## [EXCERPTED DATA]

Content starts

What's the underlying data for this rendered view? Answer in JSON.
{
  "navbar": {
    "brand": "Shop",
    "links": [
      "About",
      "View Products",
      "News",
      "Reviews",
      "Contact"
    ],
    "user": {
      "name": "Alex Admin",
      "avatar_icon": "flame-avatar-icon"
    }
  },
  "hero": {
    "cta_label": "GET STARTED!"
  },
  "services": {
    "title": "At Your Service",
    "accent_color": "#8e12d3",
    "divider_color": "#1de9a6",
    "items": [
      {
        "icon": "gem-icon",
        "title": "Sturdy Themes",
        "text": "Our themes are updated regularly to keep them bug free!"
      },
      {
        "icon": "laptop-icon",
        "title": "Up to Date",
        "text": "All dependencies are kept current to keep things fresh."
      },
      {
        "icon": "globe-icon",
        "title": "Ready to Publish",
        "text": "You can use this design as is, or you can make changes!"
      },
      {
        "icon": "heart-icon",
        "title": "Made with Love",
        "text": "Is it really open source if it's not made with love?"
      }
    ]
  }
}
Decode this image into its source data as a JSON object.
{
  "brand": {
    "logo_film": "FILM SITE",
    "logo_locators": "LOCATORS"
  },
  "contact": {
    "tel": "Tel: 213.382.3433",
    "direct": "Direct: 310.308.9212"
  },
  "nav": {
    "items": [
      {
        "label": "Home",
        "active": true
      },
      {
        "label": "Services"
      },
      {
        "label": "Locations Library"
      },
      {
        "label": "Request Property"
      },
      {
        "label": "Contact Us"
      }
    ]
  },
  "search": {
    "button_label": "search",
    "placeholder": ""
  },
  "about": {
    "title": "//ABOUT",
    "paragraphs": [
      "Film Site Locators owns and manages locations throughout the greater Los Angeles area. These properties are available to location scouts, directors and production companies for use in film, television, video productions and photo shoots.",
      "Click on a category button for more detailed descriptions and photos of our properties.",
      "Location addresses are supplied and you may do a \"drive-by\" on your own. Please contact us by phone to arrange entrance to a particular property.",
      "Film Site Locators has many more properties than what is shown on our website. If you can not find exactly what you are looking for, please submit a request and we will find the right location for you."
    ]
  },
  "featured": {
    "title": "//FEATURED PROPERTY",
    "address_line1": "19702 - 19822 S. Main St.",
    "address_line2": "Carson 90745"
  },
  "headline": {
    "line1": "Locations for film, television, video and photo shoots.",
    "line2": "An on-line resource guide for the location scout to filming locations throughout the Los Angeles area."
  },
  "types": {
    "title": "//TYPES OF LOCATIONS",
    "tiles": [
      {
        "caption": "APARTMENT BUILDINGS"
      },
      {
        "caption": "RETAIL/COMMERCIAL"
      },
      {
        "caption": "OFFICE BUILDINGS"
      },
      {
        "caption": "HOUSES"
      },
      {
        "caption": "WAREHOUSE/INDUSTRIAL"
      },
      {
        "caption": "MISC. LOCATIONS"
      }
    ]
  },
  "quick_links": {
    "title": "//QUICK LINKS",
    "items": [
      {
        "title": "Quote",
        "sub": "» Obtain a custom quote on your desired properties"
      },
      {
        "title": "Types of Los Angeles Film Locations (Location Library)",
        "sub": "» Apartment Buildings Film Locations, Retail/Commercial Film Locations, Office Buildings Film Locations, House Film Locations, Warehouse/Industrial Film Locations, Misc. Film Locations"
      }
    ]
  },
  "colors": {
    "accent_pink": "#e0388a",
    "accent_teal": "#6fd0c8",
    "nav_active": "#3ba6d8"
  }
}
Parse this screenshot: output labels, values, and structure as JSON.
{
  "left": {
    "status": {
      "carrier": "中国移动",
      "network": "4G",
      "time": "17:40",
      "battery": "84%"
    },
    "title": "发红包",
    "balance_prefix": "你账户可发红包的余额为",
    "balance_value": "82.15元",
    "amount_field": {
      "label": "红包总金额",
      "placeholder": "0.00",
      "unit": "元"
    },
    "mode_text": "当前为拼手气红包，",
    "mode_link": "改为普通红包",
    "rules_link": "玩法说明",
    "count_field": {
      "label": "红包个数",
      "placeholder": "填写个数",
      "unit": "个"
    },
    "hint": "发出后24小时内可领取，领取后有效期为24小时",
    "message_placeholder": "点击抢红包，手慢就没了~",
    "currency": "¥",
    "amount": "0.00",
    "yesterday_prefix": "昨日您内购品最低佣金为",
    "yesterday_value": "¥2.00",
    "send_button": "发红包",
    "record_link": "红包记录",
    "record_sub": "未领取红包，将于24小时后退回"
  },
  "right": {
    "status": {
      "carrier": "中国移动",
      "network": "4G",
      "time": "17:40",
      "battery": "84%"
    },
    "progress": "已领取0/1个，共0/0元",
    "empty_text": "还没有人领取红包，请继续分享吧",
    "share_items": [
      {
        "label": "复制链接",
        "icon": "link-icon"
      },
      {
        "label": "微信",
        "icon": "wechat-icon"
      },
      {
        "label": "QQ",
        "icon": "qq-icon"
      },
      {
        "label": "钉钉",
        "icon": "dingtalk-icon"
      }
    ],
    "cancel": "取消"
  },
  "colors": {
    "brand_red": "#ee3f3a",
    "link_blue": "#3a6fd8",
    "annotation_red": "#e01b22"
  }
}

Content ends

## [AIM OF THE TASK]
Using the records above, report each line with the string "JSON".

## [SOLUTION TO THIS EXERCISE]
What's the underlying data for this rendered view? Answer in JSON.
Decode this image into its source data as a JSON object.
Parse this screenshot: output labels, values, and structure as JSON.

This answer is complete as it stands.